Technology is a privilege, not a right.
UX practitioners have long demanded a seat at the technology table, and today we're starting to be able to cash in those coveted RSVPs. This means you must own the responsibility of learning how to design for a specific technology (native, hybrid, responsive, etc.) and how your design decisions will impact the development and usability/accessibility of your product.
If you don't know something, ask. Partner with your development team, research or take a workshop. There’s never been a more exciting time for someone in UX to get involved with cutting-edge technology opportunities. Being able to speak to why your concepts and design decisions align with the platform will pay dividends in your interview and your career.
Show empathy, empathy and more empathy.
For your users, for your stakeholders, for your development team. The difference between a good interview and a great interview? Showing empathy toward the different challenges each role on a project team will encounter.
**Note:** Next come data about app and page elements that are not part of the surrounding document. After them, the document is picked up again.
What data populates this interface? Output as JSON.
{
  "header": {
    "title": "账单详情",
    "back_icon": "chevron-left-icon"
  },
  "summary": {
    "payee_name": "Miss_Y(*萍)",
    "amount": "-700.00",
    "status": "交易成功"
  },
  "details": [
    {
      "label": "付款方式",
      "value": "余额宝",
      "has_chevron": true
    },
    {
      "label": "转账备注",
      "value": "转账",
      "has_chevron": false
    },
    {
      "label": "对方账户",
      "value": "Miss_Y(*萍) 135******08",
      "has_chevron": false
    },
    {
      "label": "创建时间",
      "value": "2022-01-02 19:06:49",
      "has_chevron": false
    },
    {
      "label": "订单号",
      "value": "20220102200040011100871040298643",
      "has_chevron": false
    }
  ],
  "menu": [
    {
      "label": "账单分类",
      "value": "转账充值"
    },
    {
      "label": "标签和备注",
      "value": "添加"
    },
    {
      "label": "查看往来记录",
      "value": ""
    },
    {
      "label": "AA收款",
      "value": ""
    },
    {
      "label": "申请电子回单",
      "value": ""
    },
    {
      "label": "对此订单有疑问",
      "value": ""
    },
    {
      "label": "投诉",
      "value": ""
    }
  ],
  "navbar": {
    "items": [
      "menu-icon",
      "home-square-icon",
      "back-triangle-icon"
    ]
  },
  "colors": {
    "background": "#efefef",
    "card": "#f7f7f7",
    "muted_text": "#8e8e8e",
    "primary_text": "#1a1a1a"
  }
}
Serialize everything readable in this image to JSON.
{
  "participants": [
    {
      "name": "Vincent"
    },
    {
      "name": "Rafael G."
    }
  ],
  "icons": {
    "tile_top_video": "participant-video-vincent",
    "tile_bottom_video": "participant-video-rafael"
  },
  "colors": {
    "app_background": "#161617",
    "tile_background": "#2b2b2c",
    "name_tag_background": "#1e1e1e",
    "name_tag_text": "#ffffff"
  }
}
Did your research uncover a need to pivot away from a strongly held belief from a stakeholder? Are your users struggling with a confusing interface preventing them from doing their tasks quickly? Are your design changes going to impact the development team by causing a lot of rework?
Being in UX is similar to being in politics, and it's important to know how to build advocates along the way. Helping your team understand what you do, why you do it and how it improves the overall product is good. Understanding those same answers for the rest of your team is better.
Interviewing can be stressful, but don’t worry, using these tips should help you stand out among the crowd and provide a framework for a thorough conversation.